Former Richmond Robins goaltender Michel Belhumeur celebrated a Stanley Cup victory in Philadelphia in 1974. Months later, he landed on the expansion Washington Capitals, where he set an NHL record after playing in 35 games without a single victory. He went 0-24-3.
“It was tough going from the best to the worst overnight,” Belhumeur said recently. “It’s a lot easier to be a winner than a loser.”
The Capitals are now the winners, having won the Stanley Cup two years ago. They continue their playoff series against the New York Islanders on Friday night.
Despite his difficult time in Washington, Belhumeur said he doesn’t regret his stint with the Caps.
“There’s nothing you can do,” he said. “You can’t do but so much. You can’t stop 40 shots a night.”
That 1974-75 Capitals team was, to put it simply, awful. They went 8-67-5, including a 1-39 mark on the road. Their .131 winning percentage is the worst in NHL history. Washington expanded into the league with the Kansas City Scouts, now the New Jersey Devils. The Scouts struggled, but they still finished 20 points ahead of the Capitals.
Washington was a mismanaged mess. Coach Jim Anderson only lasted 54 games before being replaced. Red Sullivan became the next coach and lasted 19 games, forcing general manager Milt Schmidt to be the coach for the remainder of the disastrous inaugural campaign.
Belhumeur was one of three goaltenders to play for Washington in the expansion season. He had the second-most playing time and, ironically, had the best goals against average with 5.37 and save percentage with .861. In his next, and final, season in Washington, he went 0-5-1 in seven games.
The Flyers left Belhumeur exposed at the 1974 expansion draft, allowing the Capitals to select him fourth overall.
“When I got picked out of the expansion draft, which meant I wasn’t the best goaltender but was one of the best not protected, that was good,” he said.
Before his tenure in the nation’s capital, Belhumeur was selected 40th by the Philadelphia Flyers at the 1969 draft.
He practiced with the Flyers as an extra goaltender during the 1973-74 season, the season the Flyers won their first Stanley Cup in the iconic “Broad Street Bullies” era. He even appeared in a playoff game for the Flyers during the 1973 playoffs.
“I loved Philadelphia,” he said. “Everyone was fun. Everyone was enjoying it.”
He played a total of 23 games in the regular season for Philadelphia. He had a .903 save percentage and 3.23 goals against average, with a record of 9-7-3.
He then went to Washington for two seasons before signing with the Atlanta Flames in the 1976 offseason. Belhumeur earned some notable distinctions in the NHL. With the Capitals, he recorded the franchise’s first-ever assist by a goaltender.

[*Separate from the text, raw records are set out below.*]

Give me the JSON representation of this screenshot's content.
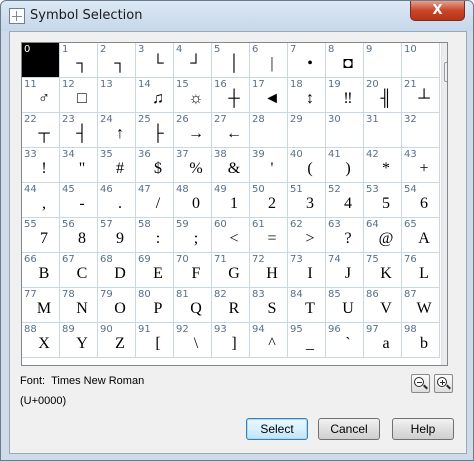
{
  "window": {
    "title": "Symbol Selection",
    "close_label": "X"
  },
  "grid": {
    "selected_index": 0,
    "cells": [
      {
        "num": "0",
        "glyph": ""
      },
      {
        "num": "1",
        "glyph": "┐"
      },
      {
        "num": "2",
        "glyph": "┐"
      },
      {
        "num": "3",
        "glyph": "└"
      },
      {
        "num": "4",
        "glyph": "┘"
      },
      {
        "num": "5",
        "glyph": "│"
      },
      {
        "num": "6",
        "glyph": "|"
      },
      {
        "num": "7",
        "glyph": "•"
      },
      {
        "num": "8",
        "glyph": "◘"
      },
      {
        "num": "9",
        "glyph": ""
      },
      {
        "num": "10",
        "glyph": ""
      },
      {
        "num": "11",
        "glyph": "♂"
      },
      {
        "num": "12",
        "glyph": "□"
      },
      {
        "num": "13",
        "glyph": ""
      },
      {
        "num": "14",
        "glyph": "♫"
      },
      {
        "num": "15",
        "glyph": "☼"
      },
      {
        "num": "16",
        "glyph": "┼"
      },
      {
        "num": "17",
        "glyph": "◄"
      },
      {
        "num": "18",
        "glyph": "↕"
      },
      {
        "num": "19",
        "glyph": "‼"
      },
      {
        "num": "20",
        "glyph": "╢"
      },
      {
        "num": "21",
        "glyph": "┴"
      },
      {
        "num": "22",
        "glyph": "┬"
      },
      {
        "num": "23",
        "glyph": "┤"
      },
      {
        "num": "24",
        "glyph": "↑"
      },
      {
        "num": "25",
        "glyph": "├"
      },
      {
        "num": "26",
        "glyph": "→"
      },
      {
        "num": "27",
        "glyph": "←"
      },
      {
        "num": "28",
        "glyph": ""
      },
      {
        "num": "29",
        "glyph": ""
      },
      {
        "num": "30",
        "glyph": ""
      },
      {
        "num": "31",
        "glyph": ""
      },
      {
        "num": "32",
        "glyph": ""
      },
      {
        "num": "33",
        "glyph": "!"
      },
      {
        "num": "34",
        "glyph": "\""
      },
      {
        "num": "35",
        "glyph": "#"
      },
      {
        "num": "36",
        "glyph": "$"
      },
      {
        "num": "37",
        "glyph": "%"
      },
      {
        "num": "38",
        "glyph": "&"
      },
      {
        "num": "39",
        "glyph": "'"
      },
      {
        "num": "40",
        "glyph": "("
      },
      {
        "num": "41",
        "glyph": ")"
      },
      {
        "num": "42",
        "glyph": "*"
      },
      {
        "num": "43",
        "glyph": "+"
      },
      {
        "num": "44",
        "glyph": ","
      },
      {
        "num": "45",
        "glyph": "-"
      },
      {
        "num": "46",
        "glyph": "."
      },
      {
        "num": "47",
        "glyph": "/"
      },
      {
        "num": "48",
        "glyph": "0"
      },
      {
        "num": "49",
        "glyph": "1"
      },
      {
        "num": "50",
        "glyph": "2"
      },
      {
        "num": "51",
        "glyph": "3"
      },
      {
        "num": "52",
        "glyph": "4"
      },
      {
        "num": "53",
        "glyph": "5"
      },
      {
        "num": "54",
        "glyph": "6"
      },
      {
        "num": "55",
        "glyph": "7"
      },
      {
        "num": "56",
        "glyph": "8"
      },
      {
        "num": "57",
        "glyph": "9"
      },
      {
        "num": "58",
        "glyph": ":"
      },
      {
        "num": "59",
        "glyph": ";"
      },
      {
        "num": "60",
        "glyph": "<"
      },
      {
        "num": "61",
        "glyph": "="
      },
      {
        "num": "62",
        "glyph": ">"
      },
      {
        "num": "63",
        "glyph": "?"
      },
      {
        "num": "64",
        "glyph": "@"
      },
      {
        "num": "65",
        "glyph": "A"
      },
      {
        "num": "66",
        "glyph": "B"
      },
      {
        "num": "67",
        "glyph": "C"
      },
      {
        "num": "68",
        "glyph": "D"
      },
      {
        "num": "69",
        "glyph": "E"
      },
      {
        "num": "70",
        "glyph": "F"
      },
      {
        "num": "71",
        "glyph": "G"
      },
      {
        "num": "72",
        "glyph": "H"
      },
      {
        "num": "73",
        "glyph": "I"
      },
      {
        "num": "74",
        "glyph": "J"
      },
      {
        "num": "75",
        "glyph": "K"
      },
      {
        "num": "76",
        "glyph": "L"
      },
      {
        "num": "77",
        "glyph": "M"
      },
      {
        "num": "78",
        "glyph": "N"
      },
      {
        "num": "79",
        "glyph": "O"
      },
      {
        "num": "80",
        "glyph": "P"
      },
      {
        "num": "81",
        "glyph": "Q"
      },
      {
        "num": "82",
        "glyph": "R"
      },
      {
        "num": "83",
        "glyph": "S"
      },
      {
        "num": "84",
        "glyph": "T"
      },
      {
        "num": "85",
        "glyph": "U"
      },
      {
        "num": "86",
        "glyph": "V"
      },
      {
        "num": "87",
        "glyph": "W"
      },
      {
        "num": "88",
        "glyph": "X"
      },
      {
        "num": "89",
        "glyph": "Y"
      },
      {
        "num": "90",
        "glyph": "Z"
      },
      {
        "num": "91",
        "glyph": "["
      },
      {
        "num": "92",
        "glyph": "\\"
      },
      {
        "num": "93",
        "glyph": "]"
      },
      {
        "num": "94",
        "glyph": "^"
      },
      {
        "num": "95",
        "glyph": "_"
      },
      {
        "num": "96",
        "glyph": "`"
      },
      {
        "num": "97",
        "glyph": "a"
      },
      {
        "num": "98",
        "glyph": "b"
      }
    ]
  },
  "scroll": {
    "up_icon": "▲",
    "down_icon": "▼"
  },
  "font_info": {
    "label": "Font:",
    "value": "Times New Roman"
  },
  "code_info": {
    "value": "(U+0000)"
  },
  "zoom": {
    "out_icon": "zoom-out-icon",
    "in_icon": "zoom-in-icon"
  },
  "buttons": {
    "select": "Select",
    "cancel": "Cancel",
    "help": "Help"
  },
  "colors": {
    "title_bar": "#c6d7ea",
    "close": "#c9452a",
    "selection": "#000000",
    "grid_line": "#c9d8e4",
    "default_button": "#3c7fb1"
  }
}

He also is tied for the most penalty shot stops in a game with two, an honor he earned after stopping both Jim Pappin and Hall of Famer Stan Mikita in 1974. That night he made 39 saves in a 3-2 loss to the Blackhawks. He kept Washington in the fight despite being outshot 42-12 in the contest. The large shot count was normal for Belhumeur, who set the Capitals franchise record for shots faced in a game less than two months later after facing 60 shots against the Blues.
Belhumeur faced some of the league’s best ever in the NHL, names like Mikita and Bobby Orr, but the biggest threat then was the Montreal Canadiens.
“They had [Guy] Lafleur. They weren’t that big, but they were fast,” he said. “When you went there you knew you were going to get a lot of shots.”
Belhumeur spent most of his pro career in the minors, including four seasons with the Richmond Robins of the American Hockey League. He was named to the AHL Second All-Star Team during the 1971-72 season.
“The Robins were good. The first year I played here I won [team] MVP,” he said. “I love Richmond.”
Despite being from Sorel, Quebec, known as the hometown of Golden Knights goaltender Marc Andre-Fleury, Belhumeur returned to and still resides in Richmond where he came after he retired in 1979.
“My kids were born here,” he said. “I’ve been here so long I don’t want to go anywhere else. I certainly don’t want to go back to Canada.
“Too cold, too much snow.”